==== Given information

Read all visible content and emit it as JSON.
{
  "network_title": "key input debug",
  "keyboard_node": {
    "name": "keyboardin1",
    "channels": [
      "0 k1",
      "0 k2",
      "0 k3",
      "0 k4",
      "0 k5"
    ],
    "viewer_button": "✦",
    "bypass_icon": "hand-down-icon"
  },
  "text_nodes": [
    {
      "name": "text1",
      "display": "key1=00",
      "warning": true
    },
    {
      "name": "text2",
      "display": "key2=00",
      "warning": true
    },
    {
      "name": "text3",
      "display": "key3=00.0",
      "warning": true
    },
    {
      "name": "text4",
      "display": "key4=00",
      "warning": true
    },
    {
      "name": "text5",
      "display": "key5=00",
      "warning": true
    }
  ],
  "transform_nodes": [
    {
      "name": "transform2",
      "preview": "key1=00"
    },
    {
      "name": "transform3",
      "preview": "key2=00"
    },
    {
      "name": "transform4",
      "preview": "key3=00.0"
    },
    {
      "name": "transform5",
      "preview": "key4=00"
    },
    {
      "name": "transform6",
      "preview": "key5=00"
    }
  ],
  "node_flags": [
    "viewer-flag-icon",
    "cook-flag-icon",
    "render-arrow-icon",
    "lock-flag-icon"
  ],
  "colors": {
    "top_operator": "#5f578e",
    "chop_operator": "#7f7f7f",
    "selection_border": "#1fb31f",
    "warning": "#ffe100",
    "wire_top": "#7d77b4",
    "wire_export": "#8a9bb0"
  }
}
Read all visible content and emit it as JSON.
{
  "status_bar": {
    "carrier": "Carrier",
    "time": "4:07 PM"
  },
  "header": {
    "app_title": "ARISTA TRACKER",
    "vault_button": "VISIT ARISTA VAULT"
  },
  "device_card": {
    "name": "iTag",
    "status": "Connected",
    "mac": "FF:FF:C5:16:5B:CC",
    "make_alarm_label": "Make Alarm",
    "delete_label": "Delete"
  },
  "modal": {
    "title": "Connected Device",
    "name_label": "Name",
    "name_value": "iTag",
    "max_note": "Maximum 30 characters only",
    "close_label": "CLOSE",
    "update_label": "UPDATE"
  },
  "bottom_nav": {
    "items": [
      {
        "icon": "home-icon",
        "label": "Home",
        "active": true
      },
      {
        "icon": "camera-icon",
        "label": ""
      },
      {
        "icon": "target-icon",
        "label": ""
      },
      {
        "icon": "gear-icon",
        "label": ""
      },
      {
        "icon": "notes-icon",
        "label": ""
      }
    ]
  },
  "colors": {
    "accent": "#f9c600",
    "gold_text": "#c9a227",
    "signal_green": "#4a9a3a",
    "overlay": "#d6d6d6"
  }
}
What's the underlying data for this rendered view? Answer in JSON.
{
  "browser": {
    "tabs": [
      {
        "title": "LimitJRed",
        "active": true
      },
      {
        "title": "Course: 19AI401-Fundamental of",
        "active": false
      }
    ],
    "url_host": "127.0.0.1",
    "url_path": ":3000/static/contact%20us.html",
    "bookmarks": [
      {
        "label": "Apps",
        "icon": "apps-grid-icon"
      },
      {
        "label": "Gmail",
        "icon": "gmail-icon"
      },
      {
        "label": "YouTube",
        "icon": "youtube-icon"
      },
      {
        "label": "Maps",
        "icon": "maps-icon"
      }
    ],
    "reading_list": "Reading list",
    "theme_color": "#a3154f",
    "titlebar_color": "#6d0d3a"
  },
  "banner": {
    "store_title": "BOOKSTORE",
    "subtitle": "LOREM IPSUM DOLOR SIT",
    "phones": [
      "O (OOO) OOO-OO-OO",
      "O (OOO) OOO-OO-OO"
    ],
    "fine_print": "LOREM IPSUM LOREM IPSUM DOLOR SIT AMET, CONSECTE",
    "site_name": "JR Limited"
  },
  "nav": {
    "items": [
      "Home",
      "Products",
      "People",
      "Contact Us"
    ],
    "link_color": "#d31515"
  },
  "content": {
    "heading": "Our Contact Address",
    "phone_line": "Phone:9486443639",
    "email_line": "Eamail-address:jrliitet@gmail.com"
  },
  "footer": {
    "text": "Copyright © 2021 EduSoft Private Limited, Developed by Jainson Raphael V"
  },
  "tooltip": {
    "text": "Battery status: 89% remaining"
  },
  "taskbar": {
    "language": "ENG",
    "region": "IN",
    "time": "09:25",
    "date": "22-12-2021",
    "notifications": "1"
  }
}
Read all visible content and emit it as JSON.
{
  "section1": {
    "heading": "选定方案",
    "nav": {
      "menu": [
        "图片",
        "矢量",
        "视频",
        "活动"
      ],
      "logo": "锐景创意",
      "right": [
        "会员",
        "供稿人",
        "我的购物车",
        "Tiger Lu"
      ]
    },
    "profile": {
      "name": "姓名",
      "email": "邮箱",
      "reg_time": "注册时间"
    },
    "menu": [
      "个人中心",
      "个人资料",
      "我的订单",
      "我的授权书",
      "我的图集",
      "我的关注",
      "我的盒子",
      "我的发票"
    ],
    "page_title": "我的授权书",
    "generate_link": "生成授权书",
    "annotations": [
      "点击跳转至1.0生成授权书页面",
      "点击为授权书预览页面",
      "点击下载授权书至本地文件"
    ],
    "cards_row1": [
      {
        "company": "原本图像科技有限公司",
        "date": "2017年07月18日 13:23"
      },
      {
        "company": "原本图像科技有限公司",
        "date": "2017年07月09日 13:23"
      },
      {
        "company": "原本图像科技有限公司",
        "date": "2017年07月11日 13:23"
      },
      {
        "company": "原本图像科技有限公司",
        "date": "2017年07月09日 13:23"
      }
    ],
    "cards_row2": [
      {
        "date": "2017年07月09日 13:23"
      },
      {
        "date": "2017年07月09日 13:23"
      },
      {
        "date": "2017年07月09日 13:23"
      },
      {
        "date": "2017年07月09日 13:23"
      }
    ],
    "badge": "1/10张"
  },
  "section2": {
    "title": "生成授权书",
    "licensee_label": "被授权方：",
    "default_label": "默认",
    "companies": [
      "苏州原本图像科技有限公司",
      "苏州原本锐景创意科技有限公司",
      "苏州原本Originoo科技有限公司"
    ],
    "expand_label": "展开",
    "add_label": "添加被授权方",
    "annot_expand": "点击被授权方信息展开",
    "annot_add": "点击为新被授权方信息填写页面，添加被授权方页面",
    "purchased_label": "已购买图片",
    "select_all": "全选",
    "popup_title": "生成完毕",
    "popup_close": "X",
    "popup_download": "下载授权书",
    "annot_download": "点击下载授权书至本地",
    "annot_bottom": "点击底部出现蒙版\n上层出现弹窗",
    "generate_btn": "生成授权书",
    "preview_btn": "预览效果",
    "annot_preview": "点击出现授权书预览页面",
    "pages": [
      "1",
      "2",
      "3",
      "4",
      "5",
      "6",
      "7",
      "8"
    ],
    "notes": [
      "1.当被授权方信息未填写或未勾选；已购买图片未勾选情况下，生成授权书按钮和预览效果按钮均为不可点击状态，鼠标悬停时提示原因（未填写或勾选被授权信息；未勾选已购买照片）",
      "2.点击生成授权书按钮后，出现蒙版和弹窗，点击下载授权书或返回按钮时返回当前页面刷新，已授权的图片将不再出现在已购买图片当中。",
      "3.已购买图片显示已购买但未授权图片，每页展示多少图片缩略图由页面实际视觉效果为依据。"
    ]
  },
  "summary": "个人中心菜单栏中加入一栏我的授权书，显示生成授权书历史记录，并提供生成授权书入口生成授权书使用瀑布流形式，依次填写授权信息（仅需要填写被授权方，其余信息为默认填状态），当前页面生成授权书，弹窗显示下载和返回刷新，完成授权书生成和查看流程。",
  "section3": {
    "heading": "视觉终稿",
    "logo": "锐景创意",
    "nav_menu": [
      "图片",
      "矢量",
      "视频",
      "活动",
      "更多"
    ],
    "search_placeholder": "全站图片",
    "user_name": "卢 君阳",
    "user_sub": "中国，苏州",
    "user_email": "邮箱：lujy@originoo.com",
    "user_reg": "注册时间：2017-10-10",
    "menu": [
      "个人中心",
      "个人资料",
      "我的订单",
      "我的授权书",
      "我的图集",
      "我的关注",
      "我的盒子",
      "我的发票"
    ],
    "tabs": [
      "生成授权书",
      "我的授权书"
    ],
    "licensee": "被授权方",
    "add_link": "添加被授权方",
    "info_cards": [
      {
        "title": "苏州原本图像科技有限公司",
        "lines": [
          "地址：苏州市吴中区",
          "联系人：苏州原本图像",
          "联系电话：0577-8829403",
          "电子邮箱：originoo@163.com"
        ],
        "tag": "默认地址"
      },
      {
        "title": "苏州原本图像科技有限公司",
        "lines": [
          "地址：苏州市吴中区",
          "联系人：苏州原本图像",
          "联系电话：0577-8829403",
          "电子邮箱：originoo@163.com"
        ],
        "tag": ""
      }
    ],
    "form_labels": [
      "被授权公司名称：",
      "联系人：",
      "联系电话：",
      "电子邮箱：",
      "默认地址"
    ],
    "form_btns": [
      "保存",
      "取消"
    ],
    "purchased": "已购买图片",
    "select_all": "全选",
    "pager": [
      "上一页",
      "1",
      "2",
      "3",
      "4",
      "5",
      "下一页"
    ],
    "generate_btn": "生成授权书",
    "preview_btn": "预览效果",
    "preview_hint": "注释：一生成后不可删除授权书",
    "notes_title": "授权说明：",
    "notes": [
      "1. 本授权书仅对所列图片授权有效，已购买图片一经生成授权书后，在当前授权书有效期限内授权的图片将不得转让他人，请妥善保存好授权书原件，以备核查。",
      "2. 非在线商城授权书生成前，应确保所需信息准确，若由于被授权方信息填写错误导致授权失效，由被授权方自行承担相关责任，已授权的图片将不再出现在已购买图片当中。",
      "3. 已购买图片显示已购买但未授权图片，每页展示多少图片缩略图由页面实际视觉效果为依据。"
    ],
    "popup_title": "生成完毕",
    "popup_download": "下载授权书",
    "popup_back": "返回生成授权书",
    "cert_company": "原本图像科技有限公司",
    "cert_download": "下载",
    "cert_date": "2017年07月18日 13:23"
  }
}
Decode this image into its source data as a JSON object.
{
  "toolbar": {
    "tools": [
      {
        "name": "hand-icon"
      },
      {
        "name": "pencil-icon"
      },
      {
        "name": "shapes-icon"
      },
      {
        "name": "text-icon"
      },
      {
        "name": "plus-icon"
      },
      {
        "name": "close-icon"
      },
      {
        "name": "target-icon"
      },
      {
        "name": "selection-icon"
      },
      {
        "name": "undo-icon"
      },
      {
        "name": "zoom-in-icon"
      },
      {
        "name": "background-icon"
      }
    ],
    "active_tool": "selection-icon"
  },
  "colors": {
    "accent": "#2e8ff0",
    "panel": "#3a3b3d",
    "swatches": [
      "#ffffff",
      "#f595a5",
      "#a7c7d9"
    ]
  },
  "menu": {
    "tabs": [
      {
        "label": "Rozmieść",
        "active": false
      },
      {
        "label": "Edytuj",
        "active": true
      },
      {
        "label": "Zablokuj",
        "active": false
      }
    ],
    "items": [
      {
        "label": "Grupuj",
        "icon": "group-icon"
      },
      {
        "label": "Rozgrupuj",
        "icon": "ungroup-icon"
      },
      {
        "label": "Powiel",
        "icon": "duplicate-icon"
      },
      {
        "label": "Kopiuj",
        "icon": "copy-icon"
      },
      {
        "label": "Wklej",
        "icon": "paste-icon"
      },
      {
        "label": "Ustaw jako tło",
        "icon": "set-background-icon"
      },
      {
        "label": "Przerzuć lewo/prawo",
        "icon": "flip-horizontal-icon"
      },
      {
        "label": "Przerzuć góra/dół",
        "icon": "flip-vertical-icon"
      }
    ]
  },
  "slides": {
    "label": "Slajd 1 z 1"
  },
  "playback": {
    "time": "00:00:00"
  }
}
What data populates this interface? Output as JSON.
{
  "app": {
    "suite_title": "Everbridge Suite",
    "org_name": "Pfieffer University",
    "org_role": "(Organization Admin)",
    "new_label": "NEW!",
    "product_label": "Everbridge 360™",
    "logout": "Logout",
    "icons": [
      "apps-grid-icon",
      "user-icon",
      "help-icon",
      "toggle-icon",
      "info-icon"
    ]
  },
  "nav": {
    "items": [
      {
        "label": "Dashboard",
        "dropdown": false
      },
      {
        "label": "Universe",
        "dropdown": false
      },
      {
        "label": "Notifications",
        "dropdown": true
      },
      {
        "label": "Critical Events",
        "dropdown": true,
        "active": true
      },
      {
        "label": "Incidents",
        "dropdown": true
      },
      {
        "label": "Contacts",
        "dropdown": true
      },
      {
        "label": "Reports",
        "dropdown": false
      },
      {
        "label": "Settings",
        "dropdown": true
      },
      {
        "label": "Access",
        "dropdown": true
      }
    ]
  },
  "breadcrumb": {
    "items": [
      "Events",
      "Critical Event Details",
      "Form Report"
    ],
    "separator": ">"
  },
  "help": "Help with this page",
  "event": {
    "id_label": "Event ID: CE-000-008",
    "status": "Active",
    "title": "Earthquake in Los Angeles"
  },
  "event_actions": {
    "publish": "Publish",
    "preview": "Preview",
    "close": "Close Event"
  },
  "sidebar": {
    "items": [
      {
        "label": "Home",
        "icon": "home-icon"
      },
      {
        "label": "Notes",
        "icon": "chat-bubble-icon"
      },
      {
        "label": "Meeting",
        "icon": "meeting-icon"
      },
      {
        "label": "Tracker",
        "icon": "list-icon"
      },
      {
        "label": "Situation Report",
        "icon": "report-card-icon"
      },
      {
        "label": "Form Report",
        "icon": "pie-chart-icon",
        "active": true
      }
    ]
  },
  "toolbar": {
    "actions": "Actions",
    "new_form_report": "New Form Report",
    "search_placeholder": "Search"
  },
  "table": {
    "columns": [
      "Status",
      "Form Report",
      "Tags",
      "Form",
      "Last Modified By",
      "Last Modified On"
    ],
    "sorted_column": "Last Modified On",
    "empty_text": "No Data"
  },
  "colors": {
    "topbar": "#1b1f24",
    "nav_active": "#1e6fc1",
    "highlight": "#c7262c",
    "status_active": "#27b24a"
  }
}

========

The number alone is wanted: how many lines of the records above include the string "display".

5